Military vehicle auction draws worldwide collectors
PORTOLA VALLEY, Calif. — Collectors from around the world have snapped up more than 100 tanks and other military vehicles amassed by a Silicon Valley engineer, auction officials said on Sunday.
Jacques Littlefield's collection, one of the nation's most extensive and historic, was sold in the San Francisco Bay Area during one of the largest-ever auctions of military vehicles.
Bidders from 10 countries and 37 states bought nearly all of the 122 military vehicles on auction, generating $10.24 million in sales, according to Auctions America, which ran the auction on Friday and Saturday, on behalf of the Collings Foundation.
Littlefield was a Stanford University-trained engineer who collected the vehicles over decades and kept them on his family estate up a winding, forested road above Silicon Valley. The vehicles were used in conflicts ranging from World War I to the Gulf War.
When Littlefield died in 2009, his family donated the collection to the Collings Foundation, which plans to use the money to build a military vehicle museum at its headquarters in Stow, Mass.
The top sale was an 8-ton personnel carrier that fetched $1.2 million. Other top sellers include a World War II Sherman tank and a surface-to-surface missile, each selling for $345,000, according to Amy Christie, a spokeswoman for Auctions America.

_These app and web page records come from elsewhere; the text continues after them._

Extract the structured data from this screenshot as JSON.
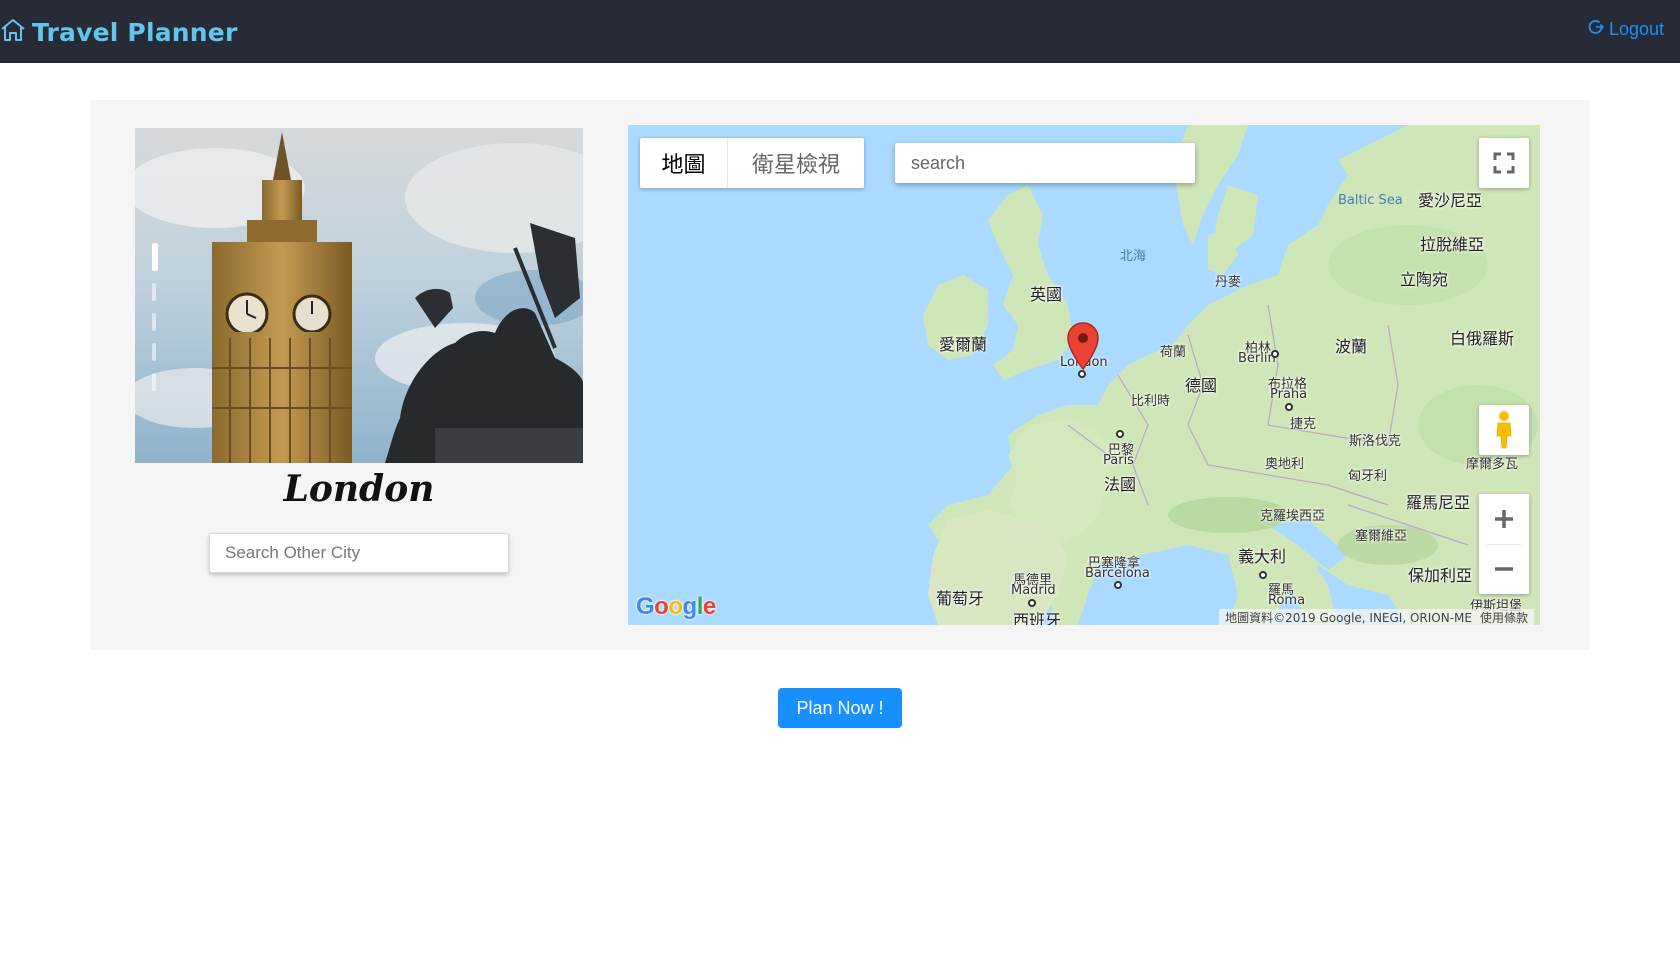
{
  "header": {
    "brand_icon": "home-icon",
    "title": "Travel Planner",
    "logout_icon": "logout-icon",
    "logout_label": "Logout",
    "background": "#262b35",
    "title_color": "#62c4ef",
    "link_color": "#1890ff"
  },
  "city_panel": {
    "photo_icon": "big-ben-photo",
    "city_name": "London",
    "search_placeholder": "Search Other City"
  },
  "map": {
    "type_tabs": [
      "地圖",
      "衛星檢視"
    ],
    "search_placeholder": "search",
    "fullscreen_icon": "fullscreen-icon",
    "pegman_icon": "pegman-icon",
    "zoom_in_icon": "plus-icon",
    "zoom_out_icon": "minus-icon",
    "marker_icon": "map-pin-icon",
    "logo": "Google",
    "attribution": "地圖資料©2019 Google, INEGI, ORION-ME",
    "terms": "使用條款",
    "labels": {
      "baltic_sea": "Baltic Sea",
      "north_sea": "北海",
      "estonia": "愛沙尼亞",
      "latvia": "拉脫維亞",
      "lithuania": "立陶宛",
      "belarus": "白俄羅斯",
      "denmark": "丹麥",
      "uk": "英國",
      "ireland": "愛爾蘭",
      "netherlands": "荷蘭",
      "berlin_zh": "柏林",
      "berlin": "Berlin",
      "poland": "波蘭",
      "london": "London",
      "germany": "德國",
      "prague_zh": "布拉格",
      "prague": "Praha",
      "belgium": "比利時",
      "czech": "捷克",
      "slovakia": "斯洛伐克",
      "paris_zh": "巴黎",
      "paris": "Paris",
      "austria": "奧地利",
      "hungary": "匈牙利",
      "moldova": "摩爾多瓦",
      "france": "法國",
      "romania": "羅馬尼亞",
      "croatia": "克羅埃西亞",
      "serbia": "塞爾維亞",
      "barcelona_zh": "巴塞隆拿",
      "barcelona": "Barcelona",
      "italy": "義大利",
      "madrid_zh": "馬德里",
      "madrid": "Madrid",
      "portugal": "葡萄牙",
      "rome_zh": "羅馬",
      "rome": "Roma",
      "bulgaria": "保加利亞",
      "spain": "西班牙",
      "istanbul_zh": "伊斯坦堡"
    },
    "colors": {
      "water": "#aadaff",
      "land": "#cfe6b8",
      "marker": "#ea4335"
    }
  },
  "actions": {
    "plan_label": "Plan Now !",
    "plan_color": "#1890ff"
  }
}
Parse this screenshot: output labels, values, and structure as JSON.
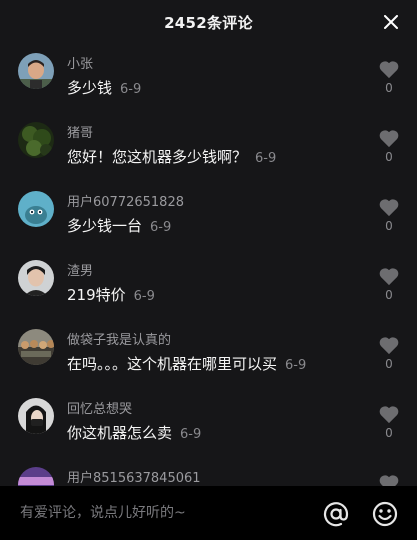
{
  "header": {
    "title": "2452条评论"
  },
  "comments": [
    {
      "user": "小张",
      "text": "多少钱",
      "date": "6-9",
      "likes": "0"
    },
    {
      "user": "猪哥",
      "text": "您好！您这机器多少钱啊？",
      "date": "6-9",
      "likes": "0"
    },
    {
      "user": "用户60772651828",
      "text": "多少钱一台",
      "date": "6-9",
      "likes": "0"
    },
    {
      "user": "渣男",
      "text": "219特价",
      "date": "6-9",
      "likes": "0"
    },
    {
      "user": "做袋子我是认真的",
      "text": "在吗。。。这个机器在哪里可以买",
      "date": "6-9",
      "likes": "0"
    },
    {
      "user": "回忆总想哭",
      "text": "你这机器怎么卖",
      "date": "6-9",
      "likes": "0"
    },
    {
      "user": "用户8515637845061",
      "text": "",
      "date": "",
      "likes": ""
    }
  ],
  "input": {
    "placeholder": "有爱评论，说点儿好听的~"
  },
  "icons": {
    "close": "close-icon",
    "like": "heart-icon",
    "mention": "at-icon",
    "emoji": "emoji-icon"
  },
  "colors": {
    "background": "#161618",
    "bottom_bar": "#000000",
    "like_heart": "#6d6d70"
  }
}
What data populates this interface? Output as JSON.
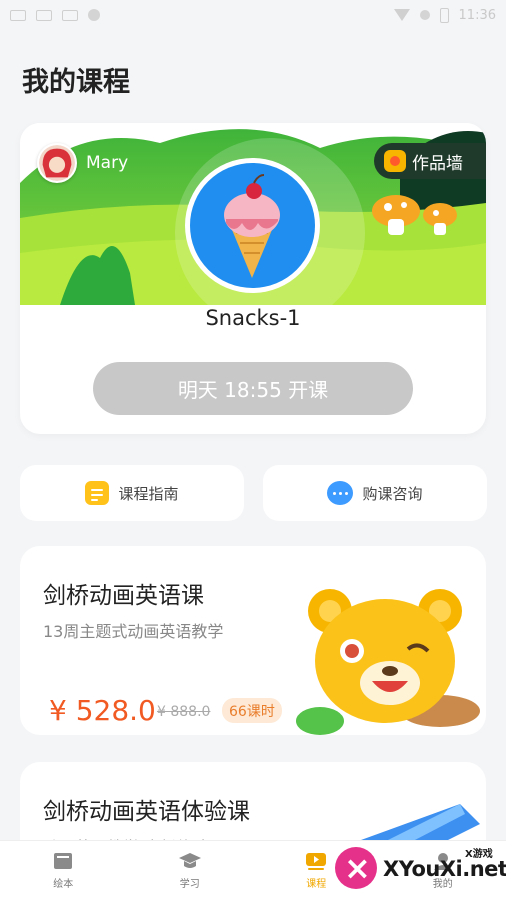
{
  "status_bar": {
    "time": "11:36"
  },
  "page": {
    "title": "我的课程"
  },
  "hero": {
    "user_name": "Mary",
    "works_wall_label": "作品墙",
    "course_name": "Snacks-1",
    "start_label": "明天 18:55 开课"
  },
  "quick_links": {
    "guide_label": "课程指南",
    "consult_label": "购课咨询"
  },
  "courses": [
    {
      "title": "剑桥动画英语课",
      "subtitle": "13周主题式动画英语教学",
      "price": "¥ 528.0",
      "original_price": "¥ 888.0",
      "lessons": "66课时"
    },
    {
      "title": "剑桥动画英语体验课",
      "subtitle": "动画英语教学 全新体验"
    }
  ],
  "tabs": [
    {
      "label": "绘本",
      "icon": "book-icon"
    },
    {
      "label": "学习",
      "icon": "graduation-cap-icon"
    },
    {
      "label": "课程",
      "icon": "play-icon",
      "active": true
    },
    {
      "label": "我的",
      "icon": "user-icon"
    }
  ],
  "watermark": {
    "text": "XYouXi.net",
    "small": "X游戏"
  },
  "colors": {
    "accent": "#f0a800",
    "price": "#f15a22",
    "grass": "#8ed83a"
  }
}
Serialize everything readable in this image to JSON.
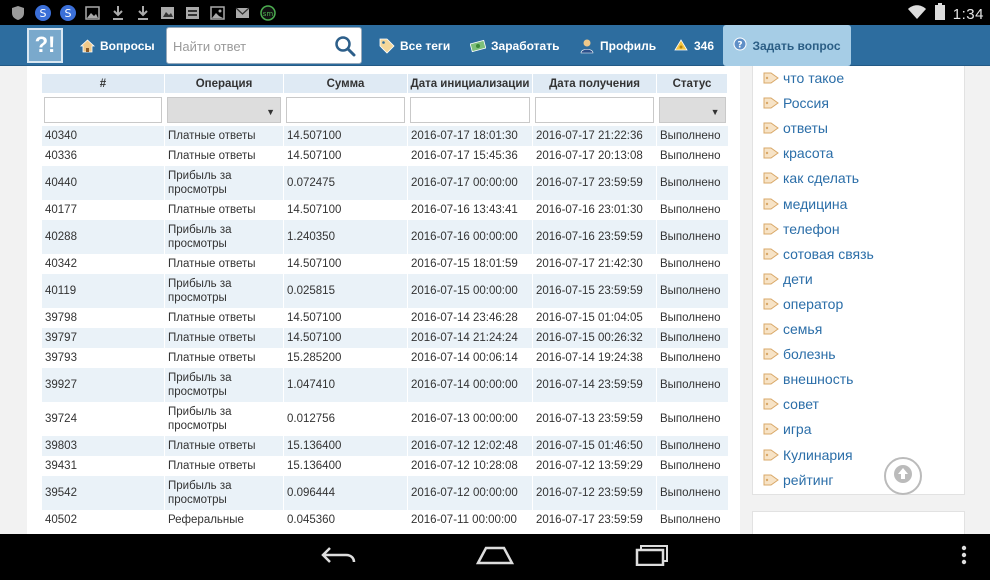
{
  "status_bar": {
    "time": "1:34"
  },
  "header": {
    "logo_text": "?!",
    "nav": {
      "questions": "Вопросы",
      "all_tags": "Все теги",
      "earn": "Заработать",
      "profile": "Профиль",
      "points": "346"
    },
    "search_placeholder": "Найти ответ",
    "ask_button": "Задать вопрос"
  },
  "table": {
    "columns": [
      "#",
      "Операция",
      "Сумма",
      "Дата инициализации",
      "Дата получения",
      "Статус"
    ],
    "rows": [
      {
        "id": "40340",
        "op": "Платные ответы",
        "sum": "14.507100",
        "init": "2016-07-17 18:01:30",
        "recv": "2016-07-17 21:22:36",
        "status": "Выполнено"
      },
      {
        "id": "40336",
        "op": "Платные ответы",
        "sum": "14.507100",
        "init": "2016-07-17 15:45:36",
        "recv": "2016-07-17 20:13:08",
        "status": "Выполнено"
      },
      {
        "id": "40440",
        "op": "Прибыль за просмотры",
        "sum": "0.072475",
        "init": "2016-07-17 00:00:00",
        "recv": "2016-07-17 23:59:59",
        "status": "Выполнено"
      },
      {
        "id": "40177",
        "op": "Платные ответы",
        "sum": "14.507100",
        "init": "2016-07-16 13:43:41",
        "recv": "2016-07-16 23:01:30",
        "status": "Выполнено"
      },
      {
        "id": "40288",
        "op": "Прибыль за просмотры",
        "sum": "1.240350",
        "init": "2016-07-16 00:00:00",
        "recv": "2016-07-16 23:59:59",
        "status": "Выполнено"
      },
      {
        "id": "40342",
        "op": "Платные ответы",
        "sum": "14.507100",
        "init": "2016-07-15 18:01:59",
        "recv": "2016-07-17 21:42:30",
        "status": "Выполнено"
      },
      {
        "id": "40119",
        "op": "Прибыль за просмотры",
        "sum": "0.025815",
        "init": "2016-07-15 00:00:00",
        "recv": "2016-07-15 23:59:59",
        "status": "Выполнено"
      },
      {
        "id": "39798",
        "op": "Платные ответы",
        "sum": "14.507100",
        "init": "2016-07-14 23:46:28",
        "recv": "2016-07-15 01:04:05",
        "status": "Выполнено"
      },
      {
        "id": "39797",
        "op": "Платные ответы",
        "sum": "14.507100",
        "init": "2016-07-14 21:24:24",
        "recv": "2016-07-15 00:26:32",
        "status": "Выполнено"
      },
      {
        "id": "39793",
        "op": "Платные ответы",
        "sum": "15.285200",
        "init": "2016-07-14 00:06:14",
        "recv": "2016-07-14 19:24:38",
        "status": "Выполнено"
      },
      {
        "id": "39927",
        "op": "Прибыль за просмотры",
        "sum": "1.047410",
        "init": "2016-07-14 00:00:00",
        "recv": "2016-07-14 23:59:59",
        "status": "Выполнено"
      },
      {
        "id": "39724",
        "op": "Прибыль за просмотры",
        "sum": "0.012756",
        "init": "2016-07-13 00:00:00",
        "recv": "2016-07-13 23:59:59",
        "status": "Выполнено"
      },
      {
        "id": "39803",
        "op": "Платные ответы",
        "sum": "15.136400",
        "init": "2016-07-12 12:02:48",
        "recv": "2016-07-15 01:46:50",
        "status": "Выполнено"
      },
      {
        "id": "39431",
        "op": "Платные ответы",
        "sum": "15.136400",
        "init": "2016-07-12 10:28:08",
        "recv": "2016-07-12 13:59:29",
        "status": "Выполнено"
      },
      {
        "id": "39542",
        "op": "Прибыль за просмотры",
        "sum": "0.096444",
        "init": "2016-07-12 00:00:00",
        "recv": "2016-07-12 23:59:59",
        "status": "Выполнено"
      },
      {
        "id": "40502",
        "op": "Реферальные",
        "sum": "0.045360",
        "init": "2016-07-11 00:00:00",
        "recv": "2016-07-17 23:59:59",
        "status": "Выполнено"
      }
    ]
  },
  "sidebar": {
    "tags": [
      "что такое",
      "Россия",
      "ответы",
      "красота",
      "как сделать",
      "медицина",
      "телефон",
      "сотовая связь",
      "дети",
      "оператор",
      "семья",
      "болезнь",
      "внешность",
      "совет",
      "игра",
      "Кулинария",
      "рейтинг"
    ]
  }
}
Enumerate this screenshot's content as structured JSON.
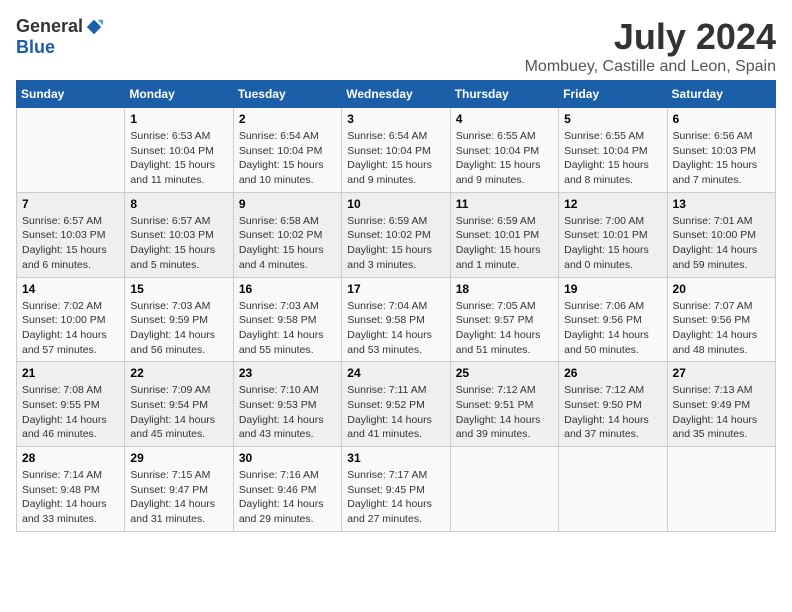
{
  "logo": {
    "general": "General",
    "blue": "Blue"
  },
  "title": "July 2024",
  "location": "Mombuey, Castille and Leon, Spain",
  "headers": [
    "Sunday",
    "Monday",
    "Tuesday",
    "Wednesday",
    "Thursday",
    "Friday",
    "Saturday"
  ],
  "weeks": [
    [
      {
        "day": "",
        "sunrise": "",
        "sunset": "",
        "daylight": ""
      },
      {
        "day": "1",
        "sunrise": "Sunrise: 6:53 AM",
        "sunset": "Sunset: 10:04 PM",
        "daylight": "Daylight: 15 hours and 11 minutes."
      },
      {
        "day": "2",
        "sunrise": "Sunrise: 6:54 AM",
        "sunset": "Sunset: 10:04 PM",
        "daylight": "Daylight: 15 hours and 10 minutes."
      },
      {
        "day": "3",
        "sunrise": "Sunrise: 6:54 AM",
        "sunset": "Sunset: 10:04 PM",
        "daylight": "Daylight: 15 hours and 9 minutes."
      },
      {
        "day": "4",
        "sunrise": "Sunrise: 6:55 AM",
        "sunset": "Sunset: 10:04 PM",
        "daylight": "Daylight: 15 hours and 9 minutes."
      },
      {
        "day": "5",
        "sunrise": "Sunrise: 6:55 AM",
        "sunset": "Sunset: 10:04 PM",
        "daylight": "Daylight: 15 hours and 8 minutes."
      },
      {
        "day": "6",
        "sunrise": "Sunrise: 6:56 AM",
        "sunset": "Sunset: 10:03 PM",
        "daylight": "Daylight: 15 hours and 7 minutes."
      }
    ],
    [
      {
        "day": "7",
        "sunrise": "Sunrise: 6:57 AM",
        "sunset": "Sunset: 10:03 PM",
        "daylight": "Daylight: 15 hours and 6 minutes."
      },
      {
        "day": "8",
        "sunrise": "Sunrise: 6:57 AM",
        "sunset": "Sunset: 10:03 PM",
        "daylight": "Daylight: 15 hours and 5 minutes."
      },
      {
        "day": "9",
        "sunrise": "Sunrise: 6:58 AM",
        "sunset": "Sunset: 10:02 PM",
        "daylight": "Daylight: 15 hours and 4 minutes."
      },
      {
        "day": "10",
        "sunrise": "Sunrise: 6:59 AM",
        "sunset": "Sunset: 10:02 PM",
        "daylight": "Daylight: 15 hours and 3 minutes."
      },
      {
        "day": "11",
        "sunrise": "Sunrise: 6:59 AM",
        "sunset": "Sunset: 10:01 PM",
        "daylight": "Daylight: 15 hours and 1 minute."
      },
      {
        "day": "12",
        "sunrise": "Sunrise: 7:00 AM",
        "sunset": "Sunset: 10:01 PM",
        "daylight": "Daylight: 15 hours and 0 minutes."
      },
      {
        "day": "13",
        "sunrise": "Sunrise: 7:01 AM",
        "sunset": "Sunset: 10:00 PM",
        "daylight": "Daylight: 14 hours and 59 minutes."
      }
    ],
    [
      {
        "day": "14",
        "sunrise": "Sunrise: 7:02 AM",
        "sunset": "Sunset: 10:00 PM",
        "daylight": "Daylight: 14 hours and 57 minutes."
      },
      {
        "day": "15",
        "sunrise": "Sunrise: 7:03 AM",
        "sunset": "Sunset: 9:59 PM",
        "daylight": "Daylight: 14 hours and 56 minutes."
      },
      {
        "day": "16",
        "sunrise": "Sunrise: 7:03 AM",
        "sunset": "Sunset: 9:58 PM",
        "daylight": "Daylight: 14 hours and 55 minutes."
      },
      {
        "day": "17",
        "sunrise": "Sunrise: 7:04 AM",
        "sunset": "Sunset: 9:58 PM",
        "daylight": "Daylight: 14 hours and 53 minutes."
      },
      {
        "day": "18",
        "sunrise": "Sunrise: 7:05 AM",
        "sunset": "Sunset: 9:57 PM",
        "daylight": "Daylight: 14 hours and 51 minutes."
      },
      {
        "day": "19",
        "sunrise": "Sunrise: 7:06 AM",
        "sunset": "Sunset: 9:56 PM",
        "daylight": "Daylight: 14 hours and 50 minutes."
      },
      {
        "day": "20",
        "sunrise": "Sunrise: 7:07 AM",
        "sunset": "Sunset: 9:56 PM",
        "daylight": "Daylight: 14 hours and 48 minutes."
      }
    ],
    [
      {
        "day": "21",
        "sunrise": "Sunrise: 7:08 AM",
        "sunset": "Sunset: 9:55 PM",
        "daylight": "Daylight: 14 hours and 46 minutes."
      },
      {
        "day": "22",
        "sunrise": "Sunrise: 7:09 AM",
        "sunset": "Sunset: 9:54 PM",
        "daylight": "Daylight: 14 hours and 45 minutes."
      },
      {
        "day": "23",
        "sunrise": "Sunrise: 7:10 AM",
        "sunset": "Sunset: 9:53 PM",
        "daylight": "Daylight: 14 hours and 43 minutes."
      },
      {
        "day": "24",
        "sunrise": "Sunrise: 7:11 AM",
        "sunset": "Sunset: 9:52 PM",
        "daylight": "Daylight: 14 hours and 41 minutes."
      },
      {
        "day": "25",
        "sunrise": "Sunrise: 7:12 AM",
        "sunset": "Sunset: 9:51 PM",
        "daylight": "Daylight: 14 hours and 39 minutes."
      },
      {
        "day": "26",
        "sunrise": "Sunrise: 7:12 AM",
        "sunset": "Sunset: 9:50 PM",
        "daylight": "Daylight: 14 hours and 37 minutes."
      },
      {
        "day": "27",
        "sunrise": "Sunrise: 7:13 AM",
        "sunset": "Sunset: 9:49 PM",
        "daylight": "Daylight: 14 hours and 35 minutes."
      }
    ],
    [
      {
        "day": "28",
        "sunrise": "Sunrise: 7:14 AM",
        "sunset": "Sunset: 9:48 PM",
        "daylight": "Daylight: 14 hours and 33 minutes."
      },
      {
        "day": "29",
        "sunrise": "Sunrise: 7:15 AM",
        "sunset": "Sunset: 9:47 PM",
        "daylight": "Daylight: 14 hours and 31 minutes."
      },
      {
        "day": "30",
        "sunrise": "Sunrise: 7:16 AM",
        "sunset": "Sunset: 9:46 PM",
        "daylight": "Daylight: 14 hours and 29 minutes."
      },
      {
        "day": "31",
        "sunrise": "Sunrise: 7:17 AM",
        "sunset": "Sunset: 9:45 PM",
        "daylight": "Daylight: 14 hours and 27 minutes."
      },
      {
        "day": "",
        "sunrise": "",
        "sunset": "",
        "daylight": ""
      },
      {
        "day": "",
        "sunrise": "",
        "sunset": "",
        "daylight": ""
      },
      {
        "day": "",
        "sunrise": "",
        "sunset": "",
        "daylight": ""
      }
    ]
  ]
}
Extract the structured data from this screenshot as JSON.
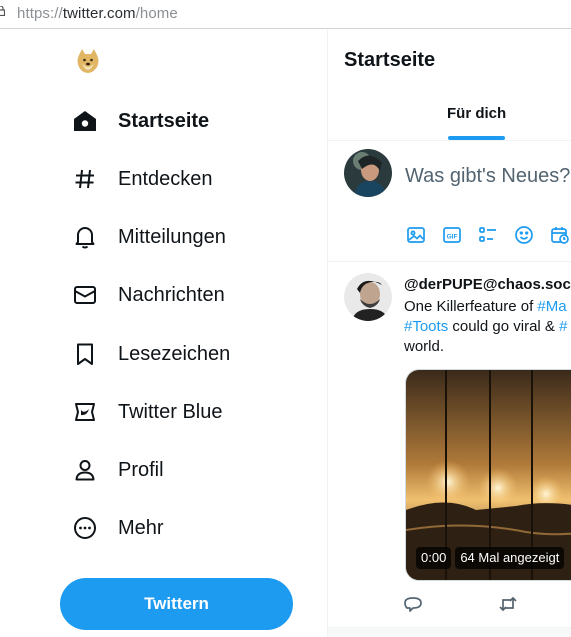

The auction room was packed, and there was strong competition from bidders calling in by phone, Christie said Sunday, noting that Sherman tanks were hotly contested.
The foundation is holding on to the collection items with the greatest historical significance, including a World War I tank.
Show commenting policy
TribLive commenting policy
You are solely responsible for your comments and by using TribLive.com you agree to our Terms of Service.
We moderate comments. Our goal is to provide substantive commentary for a general readership. By screening submissions, we provide a space where readers can share intelligent and informed commentary that enhances the quality of our news and information.
While most comments will be posted if they are on-topic and not abusive, moderating decisions are subjective. We will make them as carefully and consistently as we can. Because of the volume of reader comments, we cannot review individual moderation decisions with readers.
We value thoughtful comments representing a range of views that make their point quickly and politely. We make an effort to protect discussions from repeated comments either by the same reader or different readers.
We follow the same standards for taste as the daily newspaper. A few things we won't tolerate: personal attacks, obscenity, vulgarity, profanity (including expletives and letters followed by dashes), commercial promotion, impersonations, incoherence, proselytizing and SHOUTING. Don't include URLs to Web sites.
We do not edit comments. They are either approved or deleted. We reserve the right to edit a comment that is quoted or excerpted in an article. In this case, we may fix spelling and punctuation.
We welcome strong opinions and criticism of our work, but we don't want comments to become bogged down with discussions of our policies and we will moderate accordingly.
We appreciate it when readers and people quoted in articles or blog posts point out errors of fact or emphasis and will investigate all assertions. But these suggestions should be sent via e-mail. To avoid distracting other readers, we won't publish comments that suggest a correction. Instead, corrections will be made in a blog post or in an article.
- Immigrants warned of increase in scams
- Cathedral may host slave trade museum
- Justices consider social media, free speech
- Study touts benefits of full-day preschool
- Some in Congress turn down retirement pension, but many cash in
- McCarthy-era felon: Lies doomed me
- Heart stent implanted, U.S. Supreme Court Justice Ginsburg goes home
- Kahlo’s workplace to be reimagined in New York Botanical Garden
- Tough Texas gets prison results by going softer on crime
- Ferguson angles to avoid fate of riot-torn cities
- Oregon police dog fired from job